(Collected data)
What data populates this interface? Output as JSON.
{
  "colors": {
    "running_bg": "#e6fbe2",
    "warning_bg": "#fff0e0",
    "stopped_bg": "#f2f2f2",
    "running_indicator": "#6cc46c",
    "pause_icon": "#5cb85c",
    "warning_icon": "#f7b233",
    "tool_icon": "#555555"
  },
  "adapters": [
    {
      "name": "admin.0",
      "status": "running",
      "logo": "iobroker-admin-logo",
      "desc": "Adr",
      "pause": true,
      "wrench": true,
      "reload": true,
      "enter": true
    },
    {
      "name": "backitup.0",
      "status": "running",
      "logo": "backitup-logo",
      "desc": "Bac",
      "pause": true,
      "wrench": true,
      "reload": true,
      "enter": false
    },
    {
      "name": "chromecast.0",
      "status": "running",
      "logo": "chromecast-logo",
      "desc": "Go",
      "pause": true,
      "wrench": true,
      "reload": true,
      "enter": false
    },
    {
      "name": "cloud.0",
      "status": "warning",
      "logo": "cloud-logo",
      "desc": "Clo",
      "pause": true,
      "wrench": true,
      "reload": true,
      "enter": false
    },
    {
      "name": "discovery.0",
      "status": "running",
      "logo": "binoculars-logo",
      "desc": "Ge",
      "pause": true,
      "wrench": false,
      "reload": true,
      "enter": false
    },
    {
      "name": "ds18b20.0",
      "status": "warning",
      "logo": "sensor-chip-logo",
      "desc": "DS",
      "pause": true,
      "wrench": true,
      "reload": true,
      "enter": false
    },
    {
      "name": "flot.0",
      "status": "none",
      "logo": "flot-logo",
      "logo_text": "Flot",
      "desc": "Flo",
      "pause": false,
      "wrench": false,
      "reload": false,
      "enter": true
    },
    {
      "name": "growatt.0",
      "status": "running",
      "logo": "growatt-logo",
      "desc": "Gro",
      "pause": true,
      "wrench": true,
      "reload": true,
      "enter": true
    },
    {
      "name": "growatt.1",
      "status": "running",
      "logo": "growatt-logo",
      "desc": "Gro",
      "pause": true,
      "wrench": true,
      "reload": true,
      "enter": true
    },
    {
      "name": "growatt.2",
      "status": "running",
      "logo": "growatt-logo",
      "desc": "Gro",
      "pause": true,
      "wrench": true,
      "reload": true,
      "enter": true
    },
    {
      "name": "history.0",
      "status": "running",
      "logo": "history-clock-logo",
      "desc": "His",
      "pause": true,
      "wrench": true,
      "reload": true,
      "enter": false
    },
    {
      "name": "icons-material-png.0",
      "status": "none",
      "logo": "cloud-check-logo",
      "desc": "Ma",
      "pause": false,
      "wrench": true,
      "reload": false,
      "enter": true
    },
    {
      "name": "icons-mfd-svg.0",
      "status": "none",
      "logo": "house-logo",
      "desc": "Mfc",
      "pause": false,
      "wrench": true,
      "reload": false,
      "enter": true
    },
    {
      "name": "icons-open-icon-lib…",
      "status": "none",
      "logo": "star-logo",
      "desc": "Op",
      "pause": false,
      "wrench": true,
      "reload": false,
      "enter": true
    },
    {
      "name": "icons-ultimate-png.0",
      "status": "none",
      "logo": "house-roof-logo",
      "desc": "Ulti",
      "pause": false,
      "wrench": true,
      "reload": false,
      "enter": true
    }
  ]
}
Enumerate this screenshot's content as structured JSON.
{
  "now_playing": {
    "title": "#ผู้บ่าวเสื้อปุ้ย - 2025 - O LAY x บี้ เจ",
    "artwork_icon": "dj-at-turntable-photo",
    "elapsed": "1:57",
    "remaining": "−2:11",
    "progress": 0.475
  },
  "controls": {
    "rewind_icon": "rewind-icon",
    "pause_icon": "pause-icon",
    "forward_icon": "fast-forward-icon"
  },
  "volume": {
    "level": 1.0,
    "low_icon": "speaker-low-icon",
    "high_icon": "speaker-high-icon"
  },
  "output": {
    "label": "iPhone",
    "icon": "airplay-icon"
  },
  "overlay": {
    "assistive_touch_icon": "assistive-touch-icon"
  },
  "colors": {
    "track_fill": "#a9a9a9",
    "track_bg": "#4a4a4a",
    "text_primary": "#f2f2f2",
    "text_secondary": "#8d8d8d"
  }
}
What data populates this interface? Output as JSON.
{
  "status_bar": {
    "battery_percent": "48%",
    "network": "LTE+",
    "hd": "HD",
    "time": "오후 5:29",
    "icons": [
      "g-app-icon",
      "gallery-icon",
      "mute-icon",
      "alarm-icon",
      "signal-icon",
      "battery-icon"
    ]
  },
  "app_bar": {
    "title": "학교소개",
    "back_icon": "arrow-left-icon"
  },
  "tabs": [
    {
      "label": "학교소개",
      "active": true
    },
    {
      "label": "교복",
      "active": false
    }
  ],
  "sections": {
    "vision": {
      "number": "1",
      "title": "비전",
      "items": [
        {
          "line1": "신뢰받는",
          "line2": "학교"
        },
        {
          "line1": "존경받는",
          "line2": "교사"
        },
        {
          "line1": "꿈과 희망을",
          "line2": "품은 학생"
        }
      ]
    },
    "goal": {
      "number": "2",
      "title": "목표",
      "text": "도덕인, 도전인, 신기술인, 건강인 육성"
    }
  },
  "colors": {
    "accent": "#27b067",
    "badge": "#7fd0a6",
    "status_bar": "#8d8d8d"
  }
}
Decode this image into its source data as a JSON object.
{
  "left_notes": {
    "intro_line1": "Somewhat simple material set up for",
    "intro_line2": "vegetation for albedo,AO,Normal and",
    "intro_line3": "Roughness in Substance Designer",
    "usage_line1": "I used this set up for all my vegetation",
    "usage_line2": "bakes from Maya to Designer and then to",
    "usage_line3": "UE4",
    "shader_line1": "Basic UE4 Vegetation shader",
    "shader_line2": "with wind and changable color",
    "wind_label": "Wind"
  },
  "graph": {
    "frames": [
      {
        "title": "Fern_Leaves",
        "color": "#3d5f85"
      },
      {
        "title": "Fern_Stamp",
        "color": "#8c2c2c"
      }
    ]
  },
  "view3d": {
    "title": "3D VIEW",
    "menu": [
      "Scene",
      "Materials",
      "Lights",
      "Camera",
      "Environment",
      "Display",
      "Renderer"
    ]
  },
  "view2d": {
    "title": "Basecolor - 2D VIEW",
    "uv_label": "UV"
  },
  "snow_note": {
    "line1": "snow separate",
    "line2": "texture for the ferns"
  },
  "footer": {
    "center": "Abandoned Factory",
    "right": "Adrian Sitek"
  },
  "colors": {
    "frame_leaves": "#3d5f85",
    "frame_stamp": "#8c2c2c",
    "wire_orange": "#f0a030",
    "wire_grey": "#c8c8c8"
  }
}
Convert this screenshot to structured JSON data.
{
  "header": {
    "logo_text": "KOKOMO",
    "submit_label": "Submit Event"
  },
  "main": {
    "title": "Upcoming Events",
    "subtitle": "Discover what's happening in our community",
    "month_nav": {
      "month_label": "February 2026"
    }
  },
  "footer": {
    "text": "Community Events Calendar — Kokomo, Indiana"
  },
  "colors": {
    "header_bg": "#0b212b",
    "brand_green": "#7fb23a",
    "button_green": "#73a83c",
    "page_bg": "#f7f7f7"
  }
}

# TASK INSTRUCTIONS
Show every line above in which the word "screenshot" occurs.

# WRITTEN ANSWER
Enumerate this screenshot's content as structured JSON.
Convert this screenshot to structured JSON data.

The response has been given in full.